A $15.5 million Flow Alkaline Spring Water production plant opening this summer in Augusta County’s Verona area will bring additional jobs to the area.
Nonetheless, Flow Alkaline is facing resistance from a local group worried about the impact of the company’s operations on a local water source, Seawright Springs.
“We are not anti-business or anti-development,” says Verona resident Robin Hawks, a member of the Friends of Seawright Springs group. “We just think citizens should participate so we have the right project in the right place. This is the wrong project in the wrong place.”
Ontario-based Flow Alkaline is expected to create 51 jobs at its Augusta plant, most of them in the skilled trades. Of the 23 people already hired, 22 live within a 25-mile radius of Verona. The Canadian water distributor is leasing and renovating an existing 52,000-square-foot building in Verona’s Mill Place Commerce Park, which will serve as a packaging facility.
Flow Alkaline spokeswoman Autumn Furr says the company chose Verona because the spring “had almost identical properties in terms of taste and minerals to our original source in Bruce County, Canada. Moreover, the production location is strategically positioned along the I-81 corridor, within a day’s drive of major markets and distribution centers.”
“This is a great international company,” says Augusta County Director of Economic Development and Tourism Amanda Glover. “It complements our food and beverage cluster.”
Nevertheless, the Friends of Seawright Springs group has a raft of concerns about the plant, ranging from zoning to water usage to transportation and public safety.
“We feel the area is not zoned properly” and a special-use permit should be required, says Hawks, adding the group also worries about potential traffic hazards from tankers transporting water along a narrow highway that passes by county schools.
The county and state didn’t give citizens the opportunity “to voice concerns,” Hawks says. “It was a done deal.
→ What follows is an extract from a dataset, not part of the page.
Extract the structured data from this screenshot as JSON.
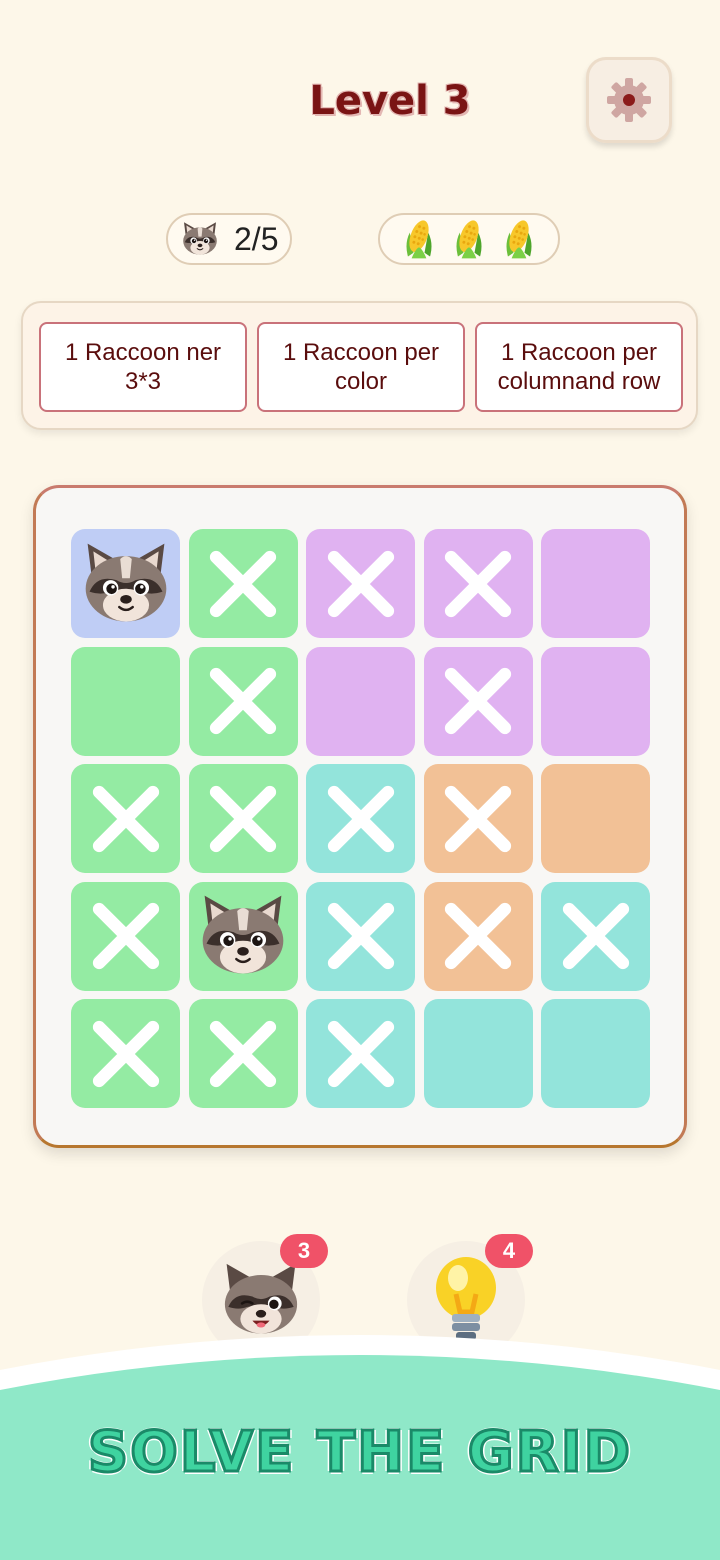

What that says to taxpayers is: We don’t care what you say or need.”
But the county contends that “no special-use permit is required,” says Glover, adding that Board of Supervisors members have met with concerned citizens, and county staff have also offered to talk to the Seawright Springs group.
As for Flow Alkaline, Furr says the company takes its “environmental and safety responsibilities very seriously and will work to ensure there are no adverse impacts, either on other water users or those we share the roads with.”
Friends of Seawright Springs has filed an appeal with the Board of Zoning Appeals. “If they accept our appeal,” Hawks says, “we make our case and let the Board of Zoning Appeals determine if this is an appropriate project.”